    Then, if `jr' is present and immediately after `last' (almost always the case), the pre-part text for `jr' is set to ", ", and the inter-part join method for `last' is set to BTJ_NOTHING.  This changes  "John Smith Jr" (where the space following "Smith" comes from formatting the last name with a BTJ_SPACE inter-part join method) to "John Smith, Jr" (where the ", " is now associated with  "Jr"---that way, if there is no `jr' part, the ", " will not be printed.)

    Finally, if `first' is present and immediately follows either `jr' or `last' (which will usually be the case in "last-name first" formats), the same sort of trickery is applied: the pre-part text for `first' is set to ", ", and the part join method for the preceding part (either `jr' or `last') is set to BTJ_NOTHING.

While all these rules are rather complicated, they mean that you are usually freed from having to do any customization of the name format.

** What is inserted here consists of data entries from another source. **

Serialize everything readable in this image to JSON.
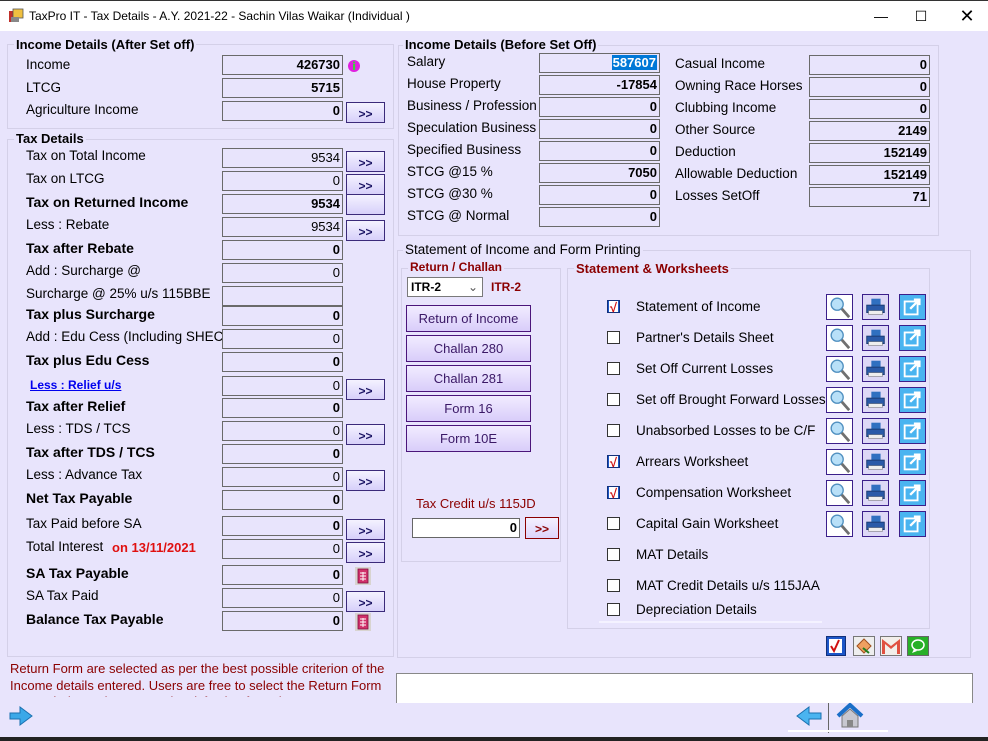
{
  "window": {
    "title": "TaxPro IT - Tax Details - A.Y. 2021-22 - Sachin Vilas Waikar (Individual )",
    "controls": [
      "minimize",
      "maximize",
      "close"
    ]
  },
  "income_after_setoff": {
    "title": "Income Details (After Set off)",
    "rows": [
      {
        "label": "Income",
        "value": "426730"
      },
      {
        "label": "LTCG",
        "value": "5715"
      },
      {
        "label": "Agriculture Income",
        "value": "0"
      }
    ]
  },
  "tax_details": {
    "title": "Tax Details",
    "rows": [
      {
        "label": "Tax on Total Income",
        "value": "9534"
      },
      {
        "label": "Tax on LTCG",
        "value": "0"
      },
      {
        "label": "Tax on Returned Income",
        "value": "9534"
      },
      {
        "label": "Less : Rebate",
        "value": "9534"
      },
      {
        "label": "Tax after Rebate",
        "value": "0"
      },
      {
        "label": "Add : Surcharge   @",
        "value": "0"
      },
      {
        "label": "Surcharge @ 25% u/s 115BBE",
        "value": ""
      },
      {
        "label": "Tax plus Surcharge",
        "value": "0"
      },
      {
        "label": "Add : Edu Cess (Including SHEC)",
        "value": "0"
      },
      {
        "label": "Tax plus Edu Cess",
        "value": "0"
      },
      {
        "label": "Less : Relief u/s",
        "value": "0"
      },
      {
        "label": "Tax after Relief",
        "value": "0"
      },
      {
        "label": "Less : TDS / TCS",
        "value": "0"
      },
      {
        "label": "Tax after TDS / TCS",
        "value": "0"
      },
      {
        "label": "Less : Advance Tax",
        "value": "0"
      },
      {
        "label": "Net Tax Payable",
        "value": "0"
      },
      {
        "label": "Tax Paid before SA",
        "value": "0"
      },
      {
        "label": "Total Interest",
        "value": "0",
        "suffix": "on 13/11/2021"
      },
      {
        "label": "SA Tax Payable",
        "value": "0"
      },
      {
        "label": "SA Tax Paid",
        "value": "0"
      },
      {
        "label": "Balance Tax Payable",
        "value": "0"
      }
    ]
  },
  "income_before_setoff": {
    "title": "Income Details (Before Set Off)",
    "left": [
      {
        "label": "Salary",
        "value": "587607"
      },
      {
        "label": "House Property",
        "value": "-17854"
      },
      {
        "label": "Business / Profession",
        "value": "0"
      },
      {
        "label": "Speculation Business",
        "value": "0"
      },
      {
        "label": "Specified Business",
        "value": "0"
      },
      {
        "label": "STCG @15 %",
        "value": "7050"
      },
      {
        "label": "STCG @30 %",
        "value": "0"
      },
      {
        "label": "STCG @ Normal",
        "value": "0"
      }
    ],
    "right": [
      {
        "label": "Casual Income",
        "value": "0"
      },
      {
        "label": "Owning Race Horses",
        "value": "0"
      },
      {
        "label": "Clubbing Income",
        "value": "0"
      },
      {
        "label": "Other Source",
        "value": "2149"
      },
      {
        "label": "Deduction",
        "value": "152149"
      },
      {
        "label": "Allowable Deduction",
        "value": "152149"
      },
      {
        "label": "Losses SetOff",
        "value": "71"
      }
    ]
  },
  "statement_printing": {
    "title": "Statement of Income and Form Printing",
    "return_challan": {
      "title": "Return / Challan",
      "form_select": "ITR-2",
      "form_label": "ITR-2",
      "buttons": [
        "Return of Income",
        "Challan 280",
        "Challan 281",
        "Form 16",
        "Form 10E"
      ],
      "tax_credit_label": "Tax Credit u/s 115JD",
      "tax_credit_value": "0",
      "more_label": ">>"
    },
    "worksheets": {
      "title": "Statement & Worksheets",
      "items": [
        {
          "label": "Statement of Income",
          "checked": true,
          "actions": true
        },
        {
          "label": "Partner's Details Sheet",
          "checked": false,
          "actions": true
        },
        {
          "label": "Set Off Current Losses",
          "checked": false,
          "actions": true
        },
        {
          "label": "Set off Brought Forward Losses",
          "checked": false,
          "actions": true
        },
        {
          "label": "Unabsorbed Losses to be C/F",
          "checked": false,
          "actions": true
        },
        {
          "label": "Arrears Worksheet",
          "checked": true,
          "actions": true
        },
        {
          "label": "Compensation Worksheet",
          "checked": true,
          "actions": true
        },
        {
          "label": "Capital Gain Worksheet",
          "checked": false,
          "actions": true
        },
        {
          "label": "MAT Details",
          "checked": false,
          "actions": false
        },
        {
          "label": "MAT Credit Details u/s 115JAA",
          "checked": false,
          "actions": false
        },
        {
          "label": "Depreciation Details",
          "checked": false,
          "actions": false
        }
      ]
    }
  },
  "more_button_label": ">>",
  "note": "Return Form are selected as per the best possible criterion of the Income details entered. Users are free to select the Return Form as per their requirement and satisfaction from the",
  "colors": {
    "background": "#e8e4fc",
    "dark_red": "#8b0000",
    "date_red": "#e01010",
    "link_blue": "#0000ee",
    "selection_blue": "#0078d7"
  }
}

Certainly this is the case if you only need "fvlj" and "vljf" part orders, only want to abbreviate the first name, want periods after abbreviated tokens, non-breaking spaces in the "right" places, and commas in the conventional places.

If you want something out of the ordinary---for instance, abbreviated tokens jammed together with no puncuation, or abbreviated last names---you'll need to customize the name format a bit with bt_set_format_text() and bt_set_format_options().

   void bt_free_name_format (bt_name_format * format)

Frees a name format created by bt_create_name_format().

   void bt_set_format_text (bt_name_format * format, 
                            bt_namepart part,
                            char * pre_part,
                            char * post_part,
                            char * pre_token,
                            char * post_token)

Allows you to customize some or all of the surrounding text for a single name part.  Supply NULL for any chunk of text that you don't want to change.

For instance, say you want a name format that will abbreviate first names, but without any punctuation after the abbreviated tokens.  You could create and customize the format as follows:

   format = bt_create_name_format ("fvlj", TRUE);
   bt_set_format_text (format, 
                       BTN_FIRST,       /* name-part to customize */
                       NULL, NULL,      /* pre- and post- part text */
                       NULL, "");       /* empty string for post-token */

Without the bt_set_format_text() call, format would result in names formatted like "J. R. Smith".  After setting the post-token text for first names to "", this name would become "J R Smith".

   void bt_set_format_options (bt_name_format * format, 
                               bt_namepart part,
                               boolean abbrev,
                               bt_joinmethod join_tokens,
                               bt_joinmethod join_part)

Allows further customization of a name format: you can set the abbreviation flag and the two token-join methods.  Alas, there is no mechanism for leaving a value unchanged; you must set everything with bt_set_format_options().

For example, let's say that just dropping periods from abbreviated tokens in the first name isn't enough; you really want to save space by jamming the abbreviated tokens together: "JR Smith" rather than "J R Smith"  Assuming the two calls in the above example have been done, the following will finish the job:

   bt_set_format_options (format, BTN_FIRST,
                          TRUE,         /* keep same value for abbrev flag */
                          BTJ_NOTHING,  /* jam tokens together */
                          BTJ_SPACE);   /* space after final token of part */

Note that we unfortunately had to know (and supply) the current values for the abbreviation flag and post-part join method, even though we were only setting the intra-part join method.

   char * bt_format_name (bt_name * name, bt_name_format * format)

Once a name format has been created and customized to your heart's content, you can use it to format any number of names that have been split with bt_split_name (see bt_split_names).  Simply pass the name structure and name format structure, and a newly-allocated string containing the formatted name will be returned to you.  It is your responsibility to free() this string.

See Also

btparse, bt_split_names


Greg Ward <gward@python.net>


2024-06-10 btparse, version 0.89